A service-dog trainer details a dog-teaching method heavy on respect, kindness, positive reinforcement and choice.

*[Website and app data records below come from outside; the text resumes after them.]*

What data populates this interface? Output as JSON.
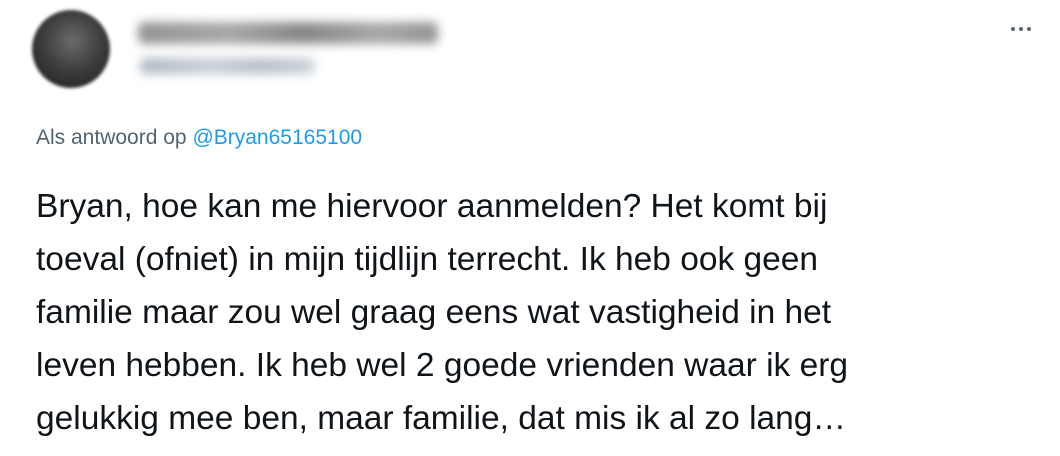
{
  "tweet": {
    "avatar_icon": "avatar-blurred",
    "more_icon": "more-horizontal-icon",
    "reply_to": {
      "prefix": "Als antwoord op",
      "mention": "@Bryan65165100"
    },
    "text_lines": [
      "Bryan, hoe kan me hiervoor aanmelden? Het komt bij",
      "toeval (ofniet) in mijn tijdlijn terrecht. Ik heb ook geen",
      "familie maar zou wel graag eens wat vastigheid in het",
      "leven hebben. Ik heb wel 2 goede vrienden waar ik erg",
      "gelukkig mee ben, maar familie, dat mis ik al zo lang…"
    ]
  },
  "colors": {
    "text": "#0f1419",
    "secondary": "#536471",
    "link": "#1d9bf0",
    "background": "#ffffff"
  }
}
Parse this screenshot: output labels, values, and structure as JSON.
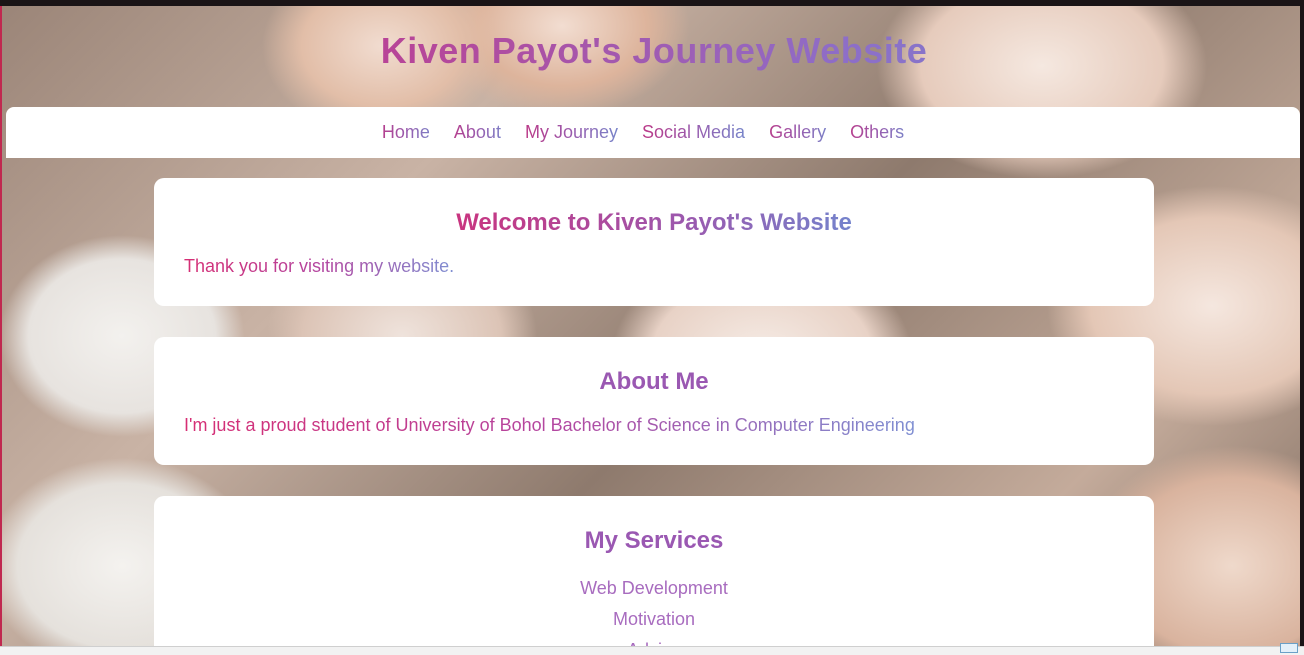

Arnold’s voice is assertive with experience—her insights into working with dogs are hard-won after years of close interaction. Though not a scientist, the author fashions a teaching regime based on canine behavior and aptitude. In her opinion, a solid, loving relationship between a human and a dog requires the human getting into the dog’s head. Understanding how a dog views the world is extremely rewarding. If you know how a dog’s eyes work, as well as the blessings and vulnerabilities of its auditory acuity and the communicative intent of body language and vocalizations, you will be able to appreciate and effectively guide a dog’s behavior. Likewise a dog’s emotional state and cognitive abilities—it’s no news to Arnold that dogs possess qualities like empathy, fairness, intention, personality, discriminating choice, telepathy and precognition, characteristics that she has seen with her own eyes, and backed up by preliminary controlled-experiment research. The force and surety of Arnold’s convictions is only rarely undermined by wayward assertions—e.g., that learning to carry a handbag is an “excellent example that dogs can retain and manipulate abstract images.” Mostly, though, the author’s storehouse of anecdotal evidence is telling and entertaining, and her demolition of various alpha-model and negative-reinforcement teaching techniques is thorough and lofty: “Shock collars are the tools of trainers not willing or able to use other, more humane methods.” For readers who do not possess ample time, patience, kindness and openness to lateral thinking, Arnold would suggest not getting a dog.
Illuminating counsel for canine “caregivers.”